## Task directions
In the data below, find the line containing "Read all visible content and emit it as JSON." and the line containing "What's the underlying", then reproduce them and every line between, exactly. Omit pictures.

## Material shown
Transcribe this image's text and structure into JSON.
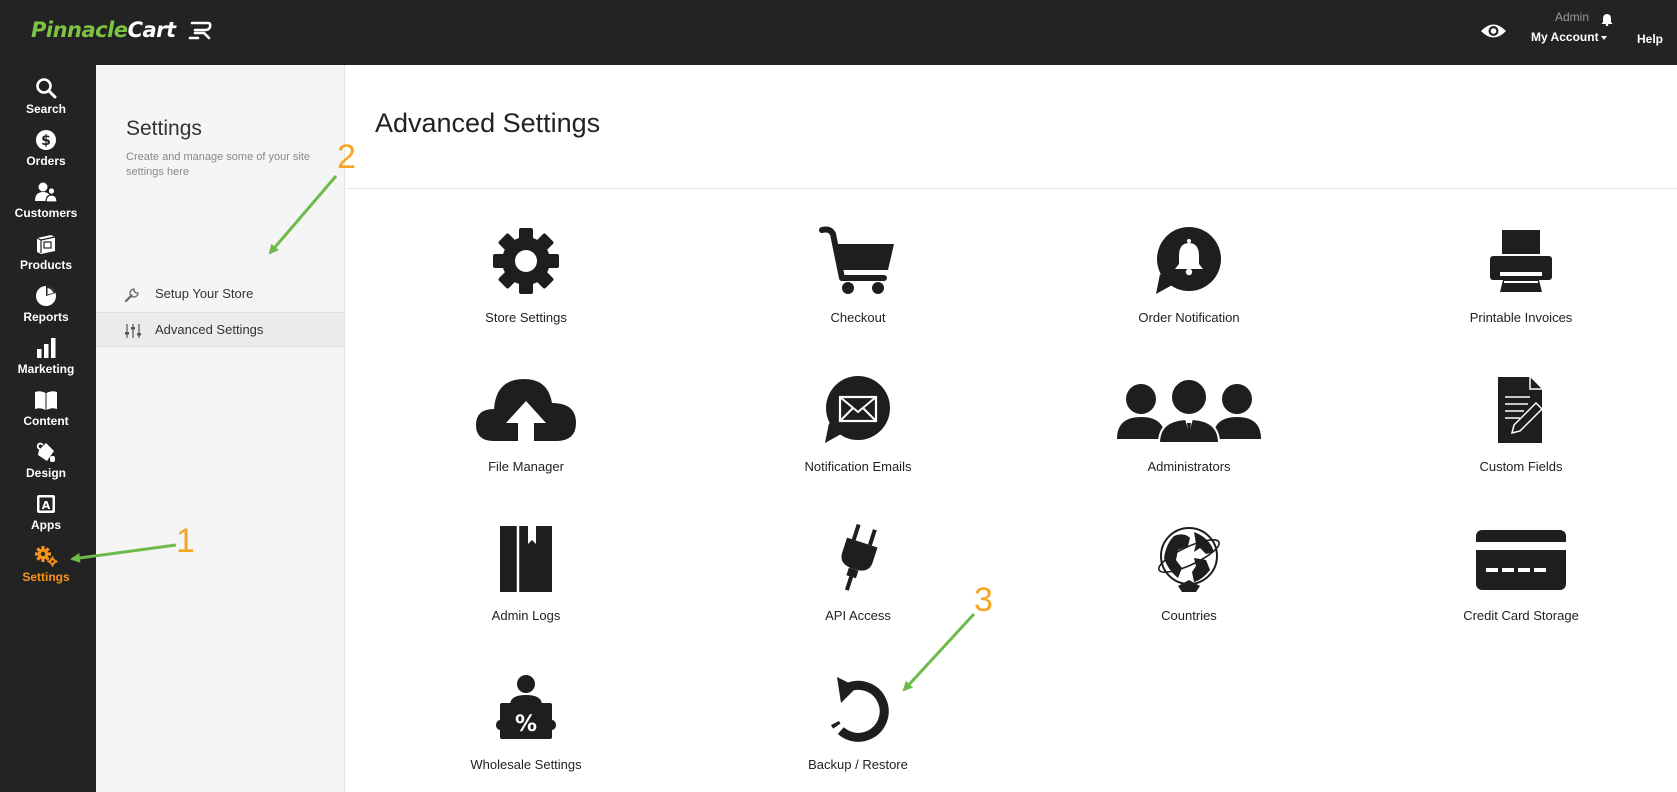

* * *

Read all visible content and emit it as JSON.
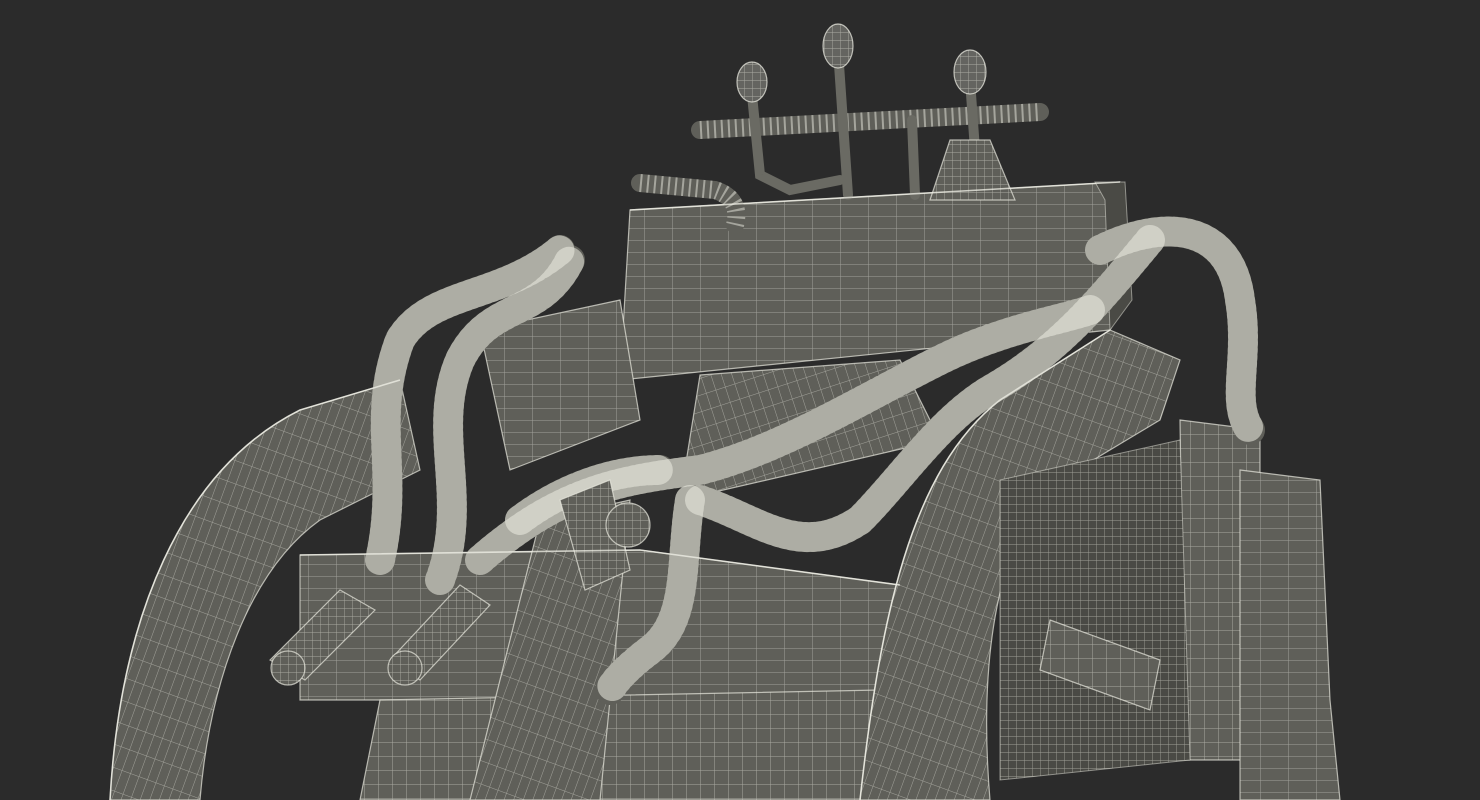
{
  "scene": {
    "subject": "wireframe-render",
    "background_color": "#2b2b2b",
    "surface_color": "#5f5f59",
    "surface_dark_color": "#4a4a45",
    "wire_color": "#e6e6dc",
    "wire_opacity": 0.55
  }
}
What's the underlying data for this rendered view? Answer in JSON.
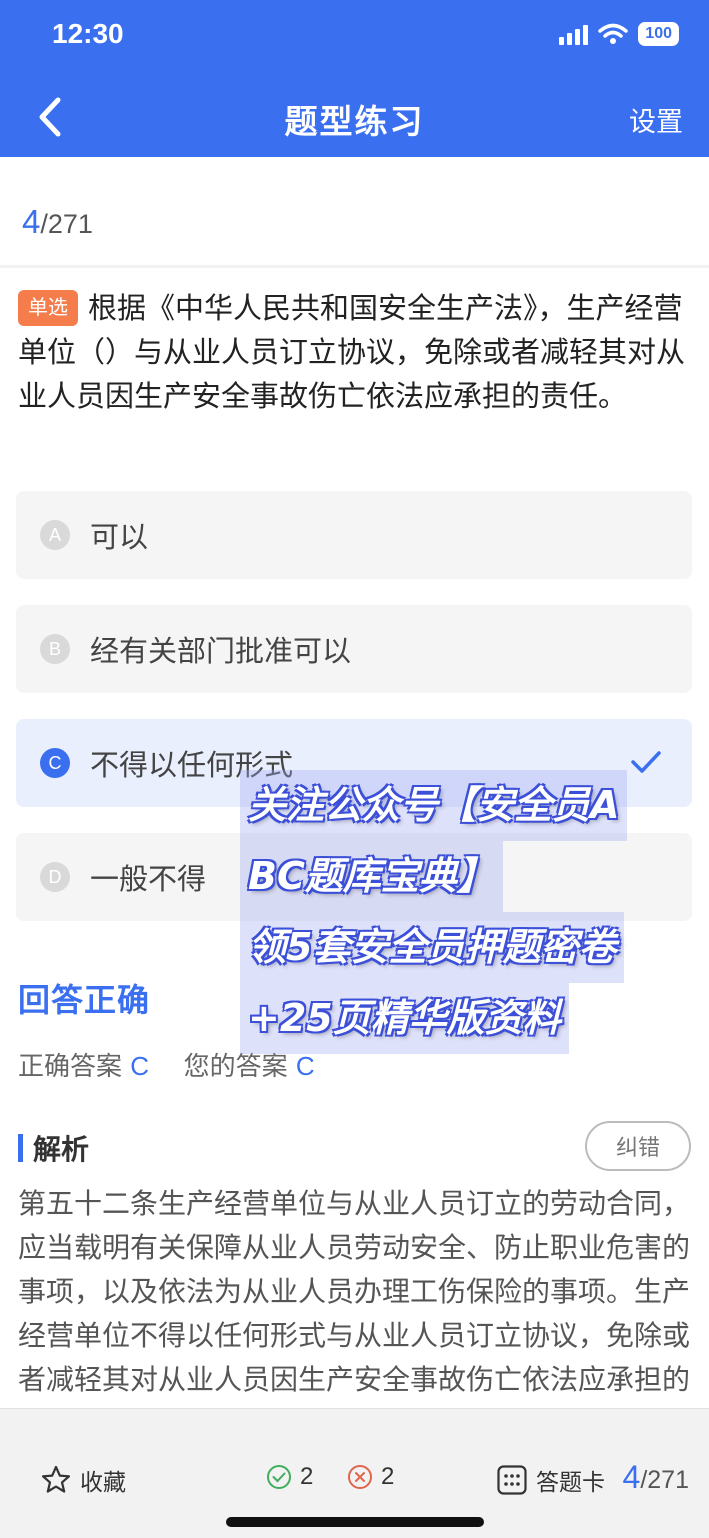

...

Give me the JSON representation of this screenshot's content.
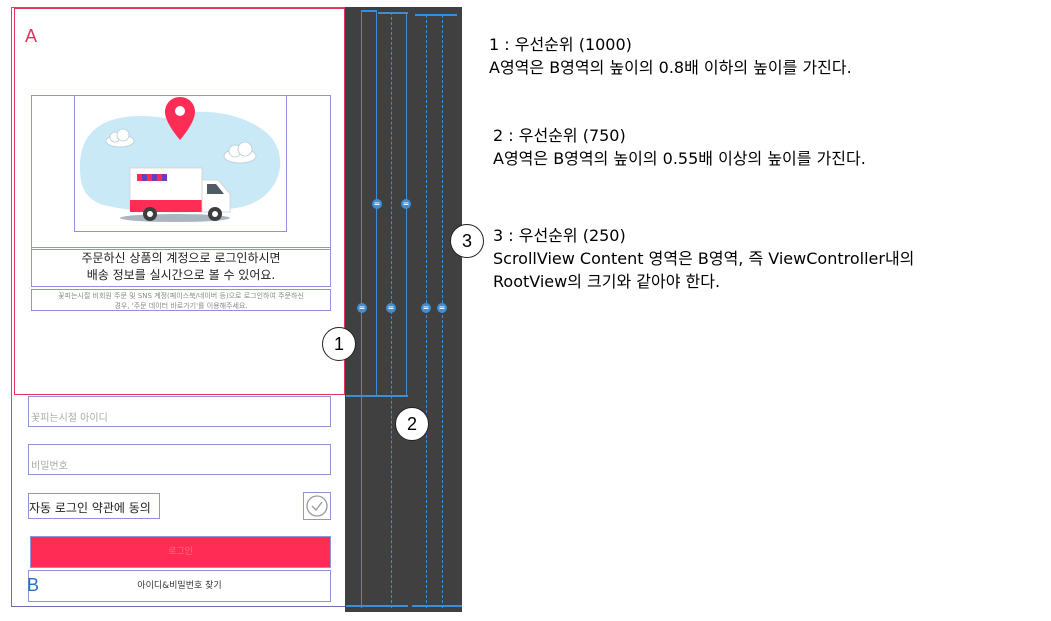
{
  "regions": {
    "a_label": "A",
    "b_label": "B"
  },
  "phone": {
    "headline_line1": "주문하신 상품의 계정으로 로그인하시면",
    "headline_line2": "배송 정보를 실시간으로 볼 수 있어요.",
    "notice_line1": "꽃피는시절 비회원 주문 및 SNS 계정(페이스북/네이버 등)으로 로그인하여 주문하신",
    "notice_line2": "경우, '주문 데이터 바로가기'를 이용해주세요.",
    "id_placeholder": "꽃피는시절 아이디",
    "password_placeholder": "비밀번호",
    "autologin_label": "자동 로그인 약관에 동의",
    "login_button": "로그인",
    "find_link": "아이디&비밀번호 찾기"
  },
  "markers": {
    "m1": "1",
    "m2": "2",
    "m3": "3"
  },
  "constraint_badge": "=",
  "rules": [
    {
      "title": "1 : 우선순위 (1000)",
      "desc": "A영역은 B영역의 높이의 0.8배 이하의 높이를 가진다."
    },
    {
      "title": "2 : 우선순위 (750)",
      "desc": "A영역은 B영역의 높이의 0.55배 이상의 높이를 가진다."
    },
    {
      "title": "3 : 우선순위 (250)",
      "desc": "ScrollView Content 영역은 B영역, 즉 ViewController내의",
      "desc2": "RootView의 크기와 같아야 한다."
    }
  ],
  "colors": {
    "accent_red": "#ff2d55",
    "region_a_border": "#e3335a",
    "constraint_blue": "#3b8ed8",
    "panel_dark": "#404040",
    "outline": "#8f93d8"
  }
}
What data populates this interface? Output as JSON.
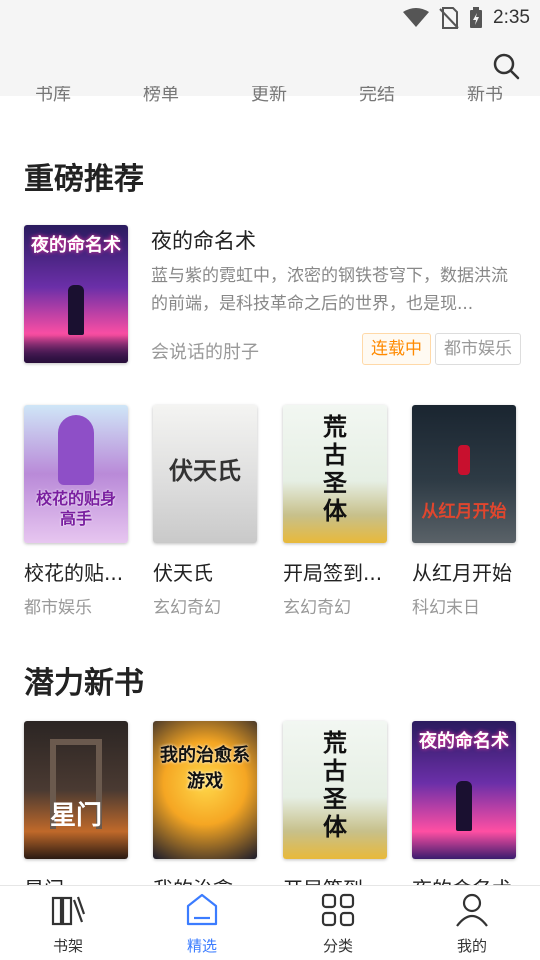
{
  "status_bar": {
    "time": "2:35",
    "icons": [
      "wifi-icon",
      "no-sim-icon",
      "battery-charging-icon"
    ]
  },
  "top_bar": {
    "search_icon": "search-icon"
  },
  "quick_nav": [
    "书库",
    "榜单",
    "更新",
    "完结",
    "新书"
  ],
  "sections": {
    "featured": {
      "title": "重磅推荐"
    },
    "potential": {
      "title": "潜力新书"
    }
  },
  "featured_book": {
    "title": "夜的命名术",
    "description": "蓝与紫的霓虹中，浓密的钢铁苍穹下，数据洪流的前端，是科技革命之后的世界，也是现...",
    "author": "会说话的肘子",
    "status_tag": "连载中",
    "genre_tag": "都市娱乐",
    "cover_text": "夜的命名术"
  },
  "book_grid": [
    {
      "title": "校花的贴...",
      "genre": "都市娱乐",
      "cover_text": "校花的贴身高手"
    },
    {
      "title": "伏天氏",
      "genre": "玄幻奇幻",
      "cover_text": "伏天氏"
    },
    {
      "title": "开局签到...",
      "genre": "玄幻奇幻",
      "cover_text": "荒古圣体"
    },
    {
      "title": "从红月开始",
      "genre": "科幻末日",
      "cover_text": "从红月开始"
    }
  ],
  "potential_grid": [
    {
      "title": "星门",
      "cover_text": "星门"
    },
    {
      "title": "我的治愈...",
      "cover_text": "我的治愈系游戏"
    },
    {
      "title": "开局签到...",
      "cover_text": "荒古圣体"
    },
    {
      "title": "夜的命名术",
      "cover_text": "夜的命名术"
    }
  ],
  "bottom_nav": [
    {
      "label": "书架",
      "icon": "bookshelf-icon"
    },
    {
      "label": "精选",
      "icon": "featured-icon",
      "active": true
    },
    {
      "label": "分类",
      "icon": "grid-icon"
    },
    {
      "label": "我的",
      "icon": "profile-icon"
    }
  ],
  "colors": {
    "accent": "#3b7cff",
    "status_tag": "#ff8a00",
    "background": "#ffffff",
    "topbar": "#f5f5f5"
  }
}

## Answer
Read all visible content and emit it as JSON.
{
  "scene": {
    "subject": "wireframe-render",
    "background_color": "#2b2b2b",
    "surface_color": "#5f5f59",
    "surface_dark_color": "#4a4a45",
    "wire_color": "#e6e6dc",
    "wire_opacity": 0.55
  }
}
What's the underlying data for this rendered view? Answer in JSON.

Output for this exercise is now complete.